SUPPLIED RECORDS -
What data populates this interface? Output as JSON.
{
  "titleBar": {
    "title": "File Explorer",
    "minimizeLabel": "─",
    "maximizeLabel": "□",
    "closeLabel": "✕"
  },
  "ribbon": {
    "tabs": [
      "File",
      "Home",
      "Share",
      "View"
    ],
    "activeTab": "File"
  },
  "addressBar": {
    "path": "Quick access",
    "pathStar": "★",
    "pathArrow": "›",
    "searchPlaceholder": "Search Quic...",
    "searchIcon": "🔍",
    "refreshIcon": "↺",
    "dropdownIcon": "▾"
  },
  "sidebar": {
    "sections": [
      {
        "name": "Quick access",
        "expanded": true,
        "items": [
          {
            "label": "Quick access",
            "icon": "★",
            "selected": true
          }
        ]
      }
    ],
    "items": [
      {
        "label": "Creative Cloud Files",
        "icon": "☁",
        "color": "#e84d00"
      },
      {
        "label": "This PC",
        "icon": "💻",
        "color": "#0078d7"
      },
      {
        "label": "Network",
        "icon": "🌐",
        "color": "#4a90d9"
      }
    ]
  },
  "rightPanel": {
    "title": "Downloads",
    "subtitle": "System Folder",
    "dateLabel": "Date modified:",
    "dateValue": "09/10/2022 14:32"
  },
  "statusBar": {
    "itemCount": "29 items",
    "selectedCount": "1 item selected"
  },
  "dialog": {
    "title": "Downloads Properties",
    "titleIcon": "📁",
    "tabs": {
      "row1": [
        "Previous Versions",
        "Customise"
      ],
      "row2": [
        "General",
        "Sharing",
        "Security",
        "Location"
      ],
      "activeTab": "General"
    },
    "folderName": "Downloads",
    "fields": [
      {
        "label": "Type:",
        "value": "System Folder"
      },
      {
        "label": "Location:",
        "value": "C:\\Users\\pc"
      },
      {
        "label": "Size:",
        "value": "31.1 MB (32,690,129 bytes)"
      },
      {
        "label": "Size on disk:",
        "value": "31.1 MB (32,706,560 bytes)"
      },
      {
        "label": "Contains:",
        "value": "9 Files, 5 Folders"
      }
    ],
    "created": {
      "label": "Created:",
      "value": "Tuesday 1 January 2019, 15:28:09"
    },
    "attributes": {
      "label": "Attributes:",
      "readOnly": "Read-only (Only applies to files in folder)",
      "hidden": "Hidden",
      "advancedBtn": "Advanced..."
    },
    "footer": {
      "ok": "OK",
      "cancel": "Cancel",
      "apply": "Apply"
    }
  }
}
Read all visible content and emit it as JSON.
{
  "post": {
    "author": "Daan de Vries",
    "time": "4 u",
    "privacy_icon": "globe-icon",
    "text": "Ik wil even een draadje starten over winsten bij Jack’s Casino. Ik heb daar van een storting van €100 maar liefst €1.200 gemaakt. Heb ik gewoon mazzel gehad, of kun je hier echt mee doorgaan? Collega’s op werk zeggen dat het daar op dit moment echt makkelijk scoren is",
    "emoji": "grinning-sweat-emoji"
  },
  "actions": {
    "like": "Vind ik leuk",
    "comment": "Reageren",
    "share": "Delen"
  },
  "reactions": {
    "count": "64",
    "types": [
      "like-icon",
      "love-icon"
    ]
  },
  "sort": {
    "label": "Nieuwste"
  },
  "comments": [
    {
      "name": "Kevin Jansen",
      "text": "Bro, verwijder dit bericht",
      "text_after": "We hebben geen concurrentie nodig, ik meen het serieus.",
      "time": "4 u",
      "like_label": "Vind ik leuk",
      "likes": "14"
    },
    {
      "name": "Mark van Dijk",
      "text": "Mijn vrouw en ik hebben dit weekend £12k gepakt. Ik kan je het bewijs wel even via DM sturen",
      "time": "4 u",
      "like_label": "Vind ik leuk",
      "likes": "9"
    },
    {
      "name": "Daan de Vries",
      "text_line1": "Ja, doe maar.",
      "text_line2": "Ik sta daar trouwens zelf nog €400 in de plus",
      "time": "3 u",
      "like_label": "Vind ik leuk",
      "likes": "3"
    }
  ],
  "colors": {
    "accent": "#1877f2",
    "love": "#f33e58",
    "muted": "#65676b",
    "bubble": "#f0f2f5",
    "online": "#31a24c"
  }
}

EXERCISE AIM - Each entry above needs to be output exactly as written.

RESPONSE FOR THIS EXERCISE -
What data populates this interface? Output as JSON.
{
  "titleBar": {
    "title": "File Explorer",
    "minimizeLabel": "─",
    "maximizeLabel": "□",
    "closeLabel": "✕"
  },
  "ribbon": {
    "tabs": [
      "File",
      "Home",
      "Share",
      "View"
    ],
    "activeTab": "File"
  },
  "addressBar": {
    "path": "Quick access",
    "pathStar": "★",
    "pathArrow": "›",
    "searchPlaceholder": "Search Quic...",
    "searchIcon": "🔍",
    "refreshIcon": "↺",
    "dropdownIcon": "▾"
  },
  "sidebar": {
    "sections": [
      {
        "name": "Quick access",
        "expanded": true,
        "items": [
          {
            "label": "Quick access",
            "icon": "★",
            "selected": true
          }
        ]
      }
    ],
    "items": [
      {
        "label": "Creative Cloud Files",
        "icon": "☁",
        "color": "#e84d00"
      },
      {
        "label": "This PC",
        "icon": "💻",
        "color": "#0078d7"
      },
      {
        "label": "Network",
        "icon": "🌐",
        "color": "#4a90d9"
      }
    ]
  },
  "rightPanel": {
    "title": "Downloads",
    "subtitle": "System Folder",
    "dateLabel": "Date modified:",
    "dateValue": "09/10/2022 14:32"
  },
  "statusBar": {
    "itemCount": "29 items",
    "selectedCount": "1 item selected"
  },
  "dialog": {
    "title": "Downloads Properties",
    "titleIcon": "📁",
    "tabs": {
      "row1": [
        "Previous Versions",
        "Customise"
      ],
      "row2": [
        "General",
        "Sharing",
        "Security",
        "Location"
      ],
      "activeTab": "General"
    },
    "folderName": "Downloads",
    "fields": [
      {
        "label": "Type:",
        "value": "System Folder"
      },
      {
        "label": "Location:",
        "value": "C:\\Users\\pc"
      },
      {
        "label": "Size:",
        "value": "31.1 MB (32,690,129 bytes)"
      },
      {
        "label": "Size on disk:",
        "value": "31.1 MB (32,706,560 bytes)"
      },
      {
        "label": "Contains:",
        "value": "9 Files, 5 Folders"
      }
    ],
    "created": {
      "label": "Created:",
      "value": "Tuesday 1 January 2019, 15:28:09"
    },
    "attributes": {
      "label": "Attributes:",
      "readOnly": "Read-only (Only applies to files in folder)",
      "hidden": "Hidden",
      "advancedBtn": "Advanced..."
    },
    "footer": {
      "ok": "OK",
      "cancel": "Cancel",
      "apply": "Apply"
    }
  }
}
Read all visible content and emit it as JSON.
{
  "post": {
    "author": "Daan de Vries",
    "time": "4 u",
    "privacy_icon": "globe-icon",
    "text": "Ik wil even een draadje starten over winsten bij Jack’s Casino. Ik heb daar van een storting van €100 maar liefst €1.200 gemaakt. Heb ik gewoon mazzel gehad, of kun je hier echt mee doorgaan? Collega’s op werk zeggen dat het daar op dit moment echt makkelijk scoren is",
    "emoji": "grinning-sweat-emoji"
  },
  "actions": {
    "like": "Vind ik leuk",
    "comment": "Reageren",
    "share": "Delen"
  },
  "reactions": {
    "count": "64",
    "types": [
      "like-icon",
      "love-icon"
    ]
  },
  "sort": {
    "label": "Nieuwste"
  },
  "comments": [
    {
      "name": "Kevin Jansen",
      "text": "Bro, verwijder dit bericht",
      "text_after": "We hebben geen concurrentie nodig, ik meen het serieus.",
      "time": "4 u",
      "like_label": "Vind ik leuk",
      "likes": "14"
    },
    {
      "name": "Mark van Dijk",
      "text": "Mijn vrouw en ik hebben dit weekend £12k gepakt. Ik kan je het bewijs wel even via DM sturen",
      "time": "4 u",
      "like_label": "Vind ik leuk",
      "likes": "9"
    },
    {
      "name": "Daan de Vries",
      "text_line1": "Ja, doe maar.",
      "text_line2": "Ik sta daar trouwens zelf nog €400 in de plus",
      "time": "3 u",
      "like_label": "Vind ik leuk",
      "likes": "3"
    }
  ],
  "colors": {
    "accent": "#1877f2",
    "love": "#f33e58",
    "muted": "#65676b",
    "bubble": "#f0f2f5",
    "online": "#31a24c"
  }
}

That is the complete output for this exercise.